The current album has its fair share of epics including ‘The Red And The Black’ and the title track itself, which saw a ten-feet tall Eddie make his customary stage appearance. He joked around with Janick Gers before Bruce appeared to ‘remove’ his heart, and spray us all with fake blood! As well as that the guys reached back to 1984 for another epic, ‘Powerslave’ from the album of the same name which saw the singer don a mask for the track. You know it’s getting near the end when ‘Fear Of The Dark’ is played, with the crowd chanting it’s opening refrain and of course, the main set ended with ‘Iron Maiden’ as the huge Eddie head appeared over the stage. The encore was (of course) ‘Number Of The Beast’, with ‘Blood Brothers’ and finally, ‘Wasted Years’ – which is another air guitar favourite of mine!
This was a night that will live long in the memory; Bruce was in jovial form all night and you could see him laughing away as he joked with bandmates throughout. He can be spiky at times, if he feels the crowd isn’t with him but there were no worries on that score tonight, as he gave shoutouts to the various flags he saw in the crowd – pausing to ask what someone from San Antonio was doing in Liverpool! He then risked a few jeers (and cheers from this punter!) at the mention of Liverpool FC boss Jürgen Klopp; the singer revealed that Klopp (a fan of the band) was meant to be there tonight but because of ‘other commitments’ (i.e. his team’s game the next day) he was unable to attend.
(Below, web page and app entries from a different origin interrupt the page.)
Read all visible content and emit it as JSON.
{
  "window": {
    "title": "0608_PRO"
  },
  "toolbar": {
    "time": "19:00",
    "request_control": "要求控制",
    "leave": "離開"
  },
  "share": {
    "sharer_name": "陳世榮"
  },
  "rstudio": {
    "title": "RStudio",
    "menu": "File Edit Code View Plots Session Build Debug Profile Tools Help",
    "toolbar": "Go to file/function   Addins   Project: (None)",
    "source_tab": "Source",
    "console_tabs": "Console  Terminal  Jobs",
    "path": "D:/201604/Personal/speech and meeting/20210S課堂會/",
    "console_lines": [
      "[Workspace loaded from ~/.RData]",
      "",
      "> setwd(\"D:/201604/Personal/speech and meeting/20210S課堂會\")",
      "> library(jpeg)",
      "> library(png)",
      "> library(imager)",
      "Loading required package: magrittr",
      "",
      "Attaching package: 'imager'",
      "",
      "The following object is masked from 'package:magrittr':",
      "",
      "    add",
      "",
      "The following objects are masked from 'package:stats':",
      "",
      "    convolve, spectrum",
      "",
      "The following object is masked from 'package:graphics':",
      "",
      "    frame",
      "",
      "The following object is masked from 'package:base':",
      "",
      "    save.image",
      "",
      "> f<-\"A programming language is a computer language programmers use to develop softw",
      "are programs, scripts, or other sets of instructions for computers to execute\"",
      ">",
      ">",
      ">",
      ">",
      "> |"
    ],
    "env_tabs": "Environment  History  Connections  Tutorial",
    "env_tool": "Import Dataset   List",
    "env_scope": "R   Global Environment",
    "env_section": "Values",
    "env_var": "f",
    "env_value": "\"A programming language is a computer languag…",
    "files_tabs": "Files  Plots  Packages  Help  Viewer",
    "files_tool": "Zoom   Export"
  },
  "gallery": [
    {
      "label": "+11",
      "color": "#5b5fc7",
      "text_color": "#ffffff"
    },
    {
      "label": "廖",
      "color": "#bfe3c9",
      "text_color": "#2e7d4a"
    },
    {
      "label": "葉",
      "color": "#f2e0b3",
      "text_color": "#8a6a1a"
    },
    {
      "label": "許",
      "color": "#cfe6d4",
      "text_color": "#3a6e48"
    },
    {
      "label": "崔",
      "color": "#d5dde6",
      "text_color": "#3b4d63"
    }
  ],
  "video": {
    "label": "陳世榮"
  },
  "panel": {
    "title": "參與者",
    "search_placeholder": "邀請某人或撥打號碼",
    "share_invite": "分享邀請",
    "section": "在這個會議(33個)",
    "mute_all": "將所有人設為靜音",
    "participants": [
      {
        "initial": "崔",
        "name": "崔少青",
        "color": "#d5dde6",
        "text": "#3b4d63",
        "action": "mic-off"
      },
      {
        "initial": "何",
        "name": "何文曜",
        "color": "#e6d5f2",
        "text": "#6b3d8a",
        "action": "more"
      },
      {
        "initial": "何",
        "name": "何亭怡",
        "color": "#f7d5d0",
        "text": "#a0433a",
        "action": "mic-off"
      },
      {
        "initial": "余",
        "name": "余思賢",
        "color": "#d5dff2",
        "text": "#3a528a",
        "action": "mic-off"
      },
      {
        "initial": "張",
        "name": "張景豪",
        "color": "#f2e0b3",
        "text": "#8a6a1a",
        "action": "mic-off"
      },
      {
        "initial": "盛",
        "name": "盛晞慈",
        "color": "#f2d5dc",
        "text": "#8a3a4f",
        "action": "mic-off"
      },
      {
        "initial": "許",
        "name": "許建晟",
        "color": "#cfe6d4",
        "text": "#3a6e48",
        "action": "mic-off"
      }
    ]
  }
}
Bruce then reiterated that all who come to a Maiden gig are welcome no matter who you are or where you’re from, to universal cheers.
This band have maintained their status throughout many musical trends, never fitting in with what’s popular and never caring one iota, while their fans just kept on coming. In that respect they’re similar to AC/DC or even Rush, bands who also exist in their own bubble with a fanbase which turns out regardless of trends. Watching these guys do their thing for two hours left me amazed, it was as though they were still in their thirties, their fitness levels must be off the scale to keep that up night after night. In addition, Dickinson’s vocal performance was top-notch, for a guy who recently battled cancer he was astounding.
Almost three decades since they were last here, it was well worth the wait. Whether we’ll see the guys do this again in arenas is unknown, but they wouldn’t be the first band to want to keep it going as long as possible. It was a privilege to see their return to this city at long last, and if they do decide to go around once more, they’re welcome back – hopefully not in another 27 years’ time!